Required action: Give only the number of lines in the records that include "text".

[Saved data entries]
= Beginning of Section =

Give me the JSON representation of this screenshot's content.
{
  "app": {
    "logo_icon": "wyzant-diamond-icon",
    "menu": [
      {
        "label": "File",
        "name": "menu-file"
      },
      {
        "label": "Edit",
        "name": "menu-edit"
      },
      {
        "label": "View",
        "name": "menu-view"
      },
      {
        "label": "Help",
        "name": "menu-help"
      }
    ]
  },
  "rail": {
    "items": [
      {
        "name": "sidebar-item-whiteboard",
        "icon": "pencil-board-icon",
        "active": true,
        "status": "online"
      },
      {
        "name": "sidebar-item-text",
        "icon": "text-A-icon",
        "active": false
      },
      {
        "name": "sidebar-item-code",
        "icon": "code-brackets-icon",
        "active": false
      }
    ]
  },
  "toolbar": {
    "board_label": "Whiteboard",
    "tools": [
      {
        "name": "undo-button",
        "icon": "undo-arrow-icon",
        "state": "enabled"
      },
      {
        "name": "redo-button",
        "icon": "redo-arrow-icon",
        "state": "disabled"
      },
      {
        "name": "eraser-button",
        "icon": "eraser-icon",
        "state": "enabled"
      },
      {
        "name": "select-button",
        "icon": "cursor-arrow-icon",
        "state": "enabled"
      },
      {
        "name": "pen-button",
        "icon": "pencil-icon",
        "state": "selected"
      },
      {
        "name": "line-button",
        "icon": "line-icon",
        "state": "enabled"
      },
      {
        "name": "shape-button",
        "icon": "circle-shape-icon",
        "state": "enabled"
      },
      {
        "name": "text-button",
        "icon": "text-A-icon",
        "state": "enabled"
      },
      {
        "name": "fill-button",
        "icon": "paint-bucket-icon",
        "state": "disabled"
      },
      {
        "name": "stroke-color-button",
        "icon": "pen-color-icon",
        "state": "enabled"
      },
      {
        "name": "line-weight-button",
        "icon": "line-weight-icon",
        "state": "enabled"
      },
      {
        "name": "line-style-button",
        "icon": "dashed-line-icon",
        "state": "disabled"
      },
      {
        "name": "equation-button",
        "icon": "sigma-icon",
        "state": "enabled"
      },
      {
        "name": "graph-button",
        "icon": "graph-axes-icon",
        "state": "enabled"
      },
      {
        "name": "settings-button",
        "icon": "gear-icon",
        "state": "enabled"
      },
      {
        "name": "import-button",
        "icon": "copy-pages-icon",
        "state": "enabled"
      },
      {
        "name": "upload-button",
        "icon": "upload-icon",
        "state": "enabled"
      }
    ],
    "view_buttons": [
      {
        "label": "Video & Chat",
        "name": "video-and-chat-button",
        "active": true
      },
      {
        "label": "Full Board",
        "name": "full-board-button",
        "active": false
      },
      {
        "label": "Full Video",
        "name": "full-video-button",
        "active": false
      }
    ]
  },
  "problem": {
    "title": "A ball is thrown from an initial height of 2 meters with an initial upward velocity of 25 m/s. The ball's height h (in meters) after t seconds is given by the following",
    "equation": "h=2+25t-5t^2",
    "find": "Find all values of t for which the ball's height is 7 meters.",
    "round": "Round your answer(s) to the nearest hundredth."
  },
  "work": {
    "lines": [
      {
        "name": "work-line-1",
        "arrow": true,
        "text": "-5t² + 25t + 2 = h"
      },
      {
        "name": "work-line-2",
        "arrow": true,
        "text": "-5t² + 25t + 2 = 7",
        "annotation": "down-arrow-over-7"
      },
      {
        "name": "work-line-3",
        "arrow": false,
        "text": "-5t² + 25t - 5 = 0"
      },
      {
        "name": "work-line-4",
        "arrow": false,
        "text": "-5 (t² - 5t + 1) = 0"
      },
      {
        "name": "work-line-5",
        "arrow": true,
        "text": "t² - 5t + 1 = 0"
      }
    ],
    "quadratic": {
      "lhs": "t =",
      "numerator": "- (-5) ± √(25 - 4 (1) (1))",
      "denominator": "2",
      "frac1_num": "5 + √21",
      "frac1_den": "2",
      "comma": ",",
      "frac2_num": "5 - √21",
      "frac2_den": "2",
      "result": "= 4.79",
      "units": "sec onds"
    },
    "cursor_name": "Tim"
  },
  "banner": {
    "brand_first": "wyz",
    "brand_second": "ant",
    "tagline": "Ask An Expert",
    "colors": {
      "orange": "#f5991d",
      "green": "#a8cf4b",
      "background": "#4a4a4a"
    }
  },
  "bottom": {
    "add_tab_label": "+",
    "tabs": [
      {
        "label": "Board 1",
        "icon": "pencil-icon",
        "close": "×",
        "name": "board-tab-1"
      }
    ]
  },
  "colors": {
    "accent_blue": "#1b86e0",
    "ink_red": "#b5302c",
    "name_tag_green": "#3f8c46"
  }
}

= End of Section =

Response: 9